Authors:Duncan McLaren (Lancaster University)
David Tyfield (Lancaster University)
Nils Markusson (Lancaster University)
Paper short abstract:
Using negative emissions technologies as a case study, this presentation examines the ways in which the material forms and discursive promises of technologies reframe politics, reshape political interests, and in turn are reconstituted in new forms - or techno-political systems.
Paper long abstract:
Using negative emissions technologies as a working case study, this presentation examines the ways in which the material forms and discursive promises of technologies reframe politics, reshape political interests, and in turn are reconstituted in new forms, thus understanding technologies as techno-political systems.
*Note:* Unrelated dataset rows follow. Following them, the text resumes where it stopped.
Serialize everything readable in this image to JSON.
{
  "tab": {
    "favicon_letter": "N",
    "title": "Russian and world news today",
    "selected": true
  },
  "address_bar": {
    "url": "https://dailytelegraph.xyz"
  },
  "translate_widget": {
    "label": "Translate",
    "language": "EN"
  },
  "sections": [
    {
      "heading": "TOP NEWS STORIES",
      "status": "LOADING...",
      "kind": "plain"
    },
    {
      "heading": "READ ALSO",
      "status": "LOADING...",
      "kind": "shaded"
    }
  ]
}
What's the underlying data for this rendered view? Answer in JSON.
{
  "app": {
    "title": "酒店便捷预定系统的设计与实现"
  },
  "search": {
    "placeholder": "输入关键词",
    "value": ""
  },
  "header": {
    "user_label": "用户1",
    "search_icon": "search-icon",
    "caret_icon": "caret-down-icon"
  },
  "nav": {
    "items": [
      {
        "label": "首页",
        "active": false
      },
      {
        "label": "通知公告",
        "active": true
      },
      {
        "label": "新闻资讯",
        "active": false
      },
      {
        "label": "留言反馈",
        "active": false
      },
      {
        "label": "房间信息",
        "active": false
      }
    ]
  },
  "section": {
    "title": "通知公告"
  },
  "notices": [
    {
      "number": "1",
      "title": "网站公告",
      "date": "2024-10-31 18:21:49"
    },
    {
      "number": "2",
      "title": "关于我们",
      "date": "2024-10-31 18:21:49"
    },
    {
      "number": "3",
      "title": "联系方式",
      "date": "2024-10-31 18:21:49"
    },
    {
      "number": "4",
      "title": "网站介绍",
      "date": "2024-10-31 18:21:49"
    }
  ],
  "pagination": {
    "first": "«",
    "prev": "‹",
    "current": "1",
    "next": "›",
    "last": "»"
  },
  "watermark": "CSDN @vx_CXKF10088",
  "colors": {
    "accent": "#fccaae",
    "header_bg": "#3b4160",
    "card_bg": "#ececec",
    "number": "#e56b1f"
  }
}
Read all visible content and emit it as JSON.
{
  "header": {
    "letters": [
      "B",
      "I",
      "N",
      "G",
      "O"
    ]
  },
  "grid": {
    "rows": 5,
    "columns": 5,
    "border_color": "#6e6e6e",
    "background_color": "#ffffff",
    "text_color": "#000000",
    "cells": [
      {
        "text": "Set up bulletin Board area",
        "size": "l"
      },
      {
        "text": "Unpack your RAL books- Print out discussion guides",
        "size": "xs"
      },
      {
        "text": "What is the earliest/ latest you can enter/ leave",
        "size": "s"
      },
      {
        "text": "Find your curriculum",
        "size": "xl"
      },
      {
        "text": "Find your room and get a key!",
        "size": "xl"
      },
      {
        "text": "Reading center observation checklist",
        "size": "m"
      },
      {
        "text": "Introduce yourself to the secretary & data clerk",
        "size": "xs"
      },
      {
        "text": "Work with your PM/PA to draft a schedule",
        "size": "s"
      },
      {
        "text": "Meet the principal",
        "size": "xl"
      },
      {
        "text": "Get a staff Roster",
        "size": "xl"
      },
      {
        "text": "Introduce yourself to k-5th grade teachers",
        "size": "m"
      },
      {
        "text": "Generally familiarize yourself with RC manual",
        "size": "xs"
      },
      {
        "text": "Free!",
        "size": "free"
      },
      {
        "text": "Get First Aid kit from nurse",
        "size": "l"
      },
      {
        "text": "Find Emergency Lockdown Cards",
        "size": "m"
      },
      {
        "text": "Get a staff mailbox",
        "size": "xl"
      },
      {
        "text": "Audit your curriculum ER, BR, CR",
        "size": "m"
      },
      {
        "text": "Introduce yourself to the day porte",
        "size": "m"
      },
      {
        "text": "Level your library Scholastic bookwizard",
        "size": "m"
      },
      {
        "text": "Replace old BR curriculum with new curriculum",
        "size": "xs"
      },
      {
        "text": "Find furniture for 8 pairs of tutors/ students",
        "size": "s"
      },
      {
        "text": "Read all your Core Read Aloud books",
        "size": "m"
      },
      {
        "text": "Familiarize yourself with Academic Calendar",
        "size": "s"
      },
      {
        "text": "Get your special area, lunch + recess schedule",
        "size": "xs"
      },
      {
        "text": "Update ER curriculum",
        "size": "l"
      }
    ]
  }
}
We are especially interested in the risk of NETs deterring mitigation, and thus mechanisms whereby the prospect of a technology may reduce or delay other actions aiming at providing similar benefits. Having identified technical failure, cognitive biases and bounded economic rationalities as possible contributing mechanisms to mitigation deterrence, we explore conceptually how those mechanisms can be better understood through the lens of cultural political economy as a product of the iteration of technological fixes and political regimes.
We draw on expert interviews, and on a literature review of potential analogues for NETs in which technological advances or policy interventions have generated (or seem likely to generate) the kind of perverse outcomes discussed above. The analogues include waste incineration, and solar radiation management. We explore the possible evolutions of a selection of NETs (including BECCS, Direct Air Capture and Soil Carbon Enhancement), given the conceptual examination of deterrence mechanisms, and in the light of the ways in which the category of NETs as such is constituted as a novel actor and a promise in climate politics
The politics of negative emissions